New-school pop, old-school chops

Here's a new genre for your iTunes playlist - "indie-hop".

To be fair to the boys from Rizzle Kicks, it was a genre they created "on the spot" during an interview in 2010.

"It was a bit of a joke," Harley "Sylvester" Alexander-Sule, 20, who makes up one half of the British duo who've been flying up the charts with their breezy old-school hip-hop, told LOUD over the phone from London.

He's the singer while rapping duties are handled by Jordan "Rizzle" Stephens, 19.

The pair were playground buddies who reconnected in primary school and then went to the famous Brit School, an arts school whose other alumni include Adele, Jessie J and Amy Winehouse.

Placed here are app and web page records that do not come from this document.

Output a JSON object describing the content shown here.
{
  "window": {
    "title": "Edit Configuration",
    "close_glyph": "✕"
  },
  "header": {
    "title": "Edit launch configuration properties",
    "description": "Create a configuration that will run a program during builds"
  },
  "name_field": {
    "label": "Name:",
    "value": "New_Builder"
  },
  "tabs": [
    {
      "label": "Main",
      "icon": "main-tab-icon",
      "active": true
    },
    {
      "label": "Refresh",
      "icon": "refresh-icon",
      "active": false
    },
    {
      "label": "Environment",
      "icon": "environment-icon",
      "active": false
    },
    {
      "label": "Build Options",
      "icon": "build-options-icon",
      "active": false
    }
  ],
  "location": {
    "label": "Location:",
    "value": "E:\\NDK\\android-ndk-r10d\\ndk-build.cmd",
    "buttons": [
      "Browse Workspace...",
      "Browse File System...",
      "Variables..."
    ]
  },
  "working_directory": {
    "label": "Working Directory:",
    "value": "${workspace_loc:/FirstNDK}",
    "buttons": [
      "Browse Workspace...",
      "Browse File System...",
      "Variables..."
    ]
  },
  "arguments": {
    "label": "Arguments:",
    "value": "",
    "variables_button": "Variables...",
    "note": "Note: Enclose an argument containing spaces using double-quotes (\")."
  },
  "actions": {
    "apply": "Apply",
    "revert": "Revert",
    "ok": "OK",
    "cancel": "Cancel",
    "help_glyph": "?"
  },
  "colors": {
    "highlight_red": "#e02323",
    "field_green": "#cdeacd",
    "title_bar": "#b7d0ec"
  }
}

Mulling over the validity of the "joke" indie-hop genre they created, Alexander-Sule said: "The music we're making is quite guitar-based, with a hip-hop drum beat."

But it's tough to pigeonhole Rizzle Kicks either way.

The music is both familiar and fresh - old-school hip-hop beats with a vibe that's young and peppy without being cloying.

"Our music influences are people like Jamie T and Gorillaz. We wanted people to know we're not just a pop act," Alexander-Sule said.

"We've got some ridiculous combinations of genres. You'll hear a Bo Diddley-type country-western riff with a fat hip-hop drum break."

The duo's real success has been due to exactly that - and making one of the best pop albums of the year with their debut Stereo Typical.

With just the slightest hint of being naughty, they're almost running in the opposite direction of current hip-hop.

Their contemporary, Azealia Banks, 20, is fast making a name for herself as a potty-mouthed princess with her hit, 212.

"The number of times that song is censored (on the radio) makes it sound like crap, because every other word needs to be bleeped out," said Alexander-Sule.

Their cheekiest song on Stereo Typical, Mama Do The Hump, merely suggests that the duo want to "join the mile-high club".

1 2 
Become a fan on Facebook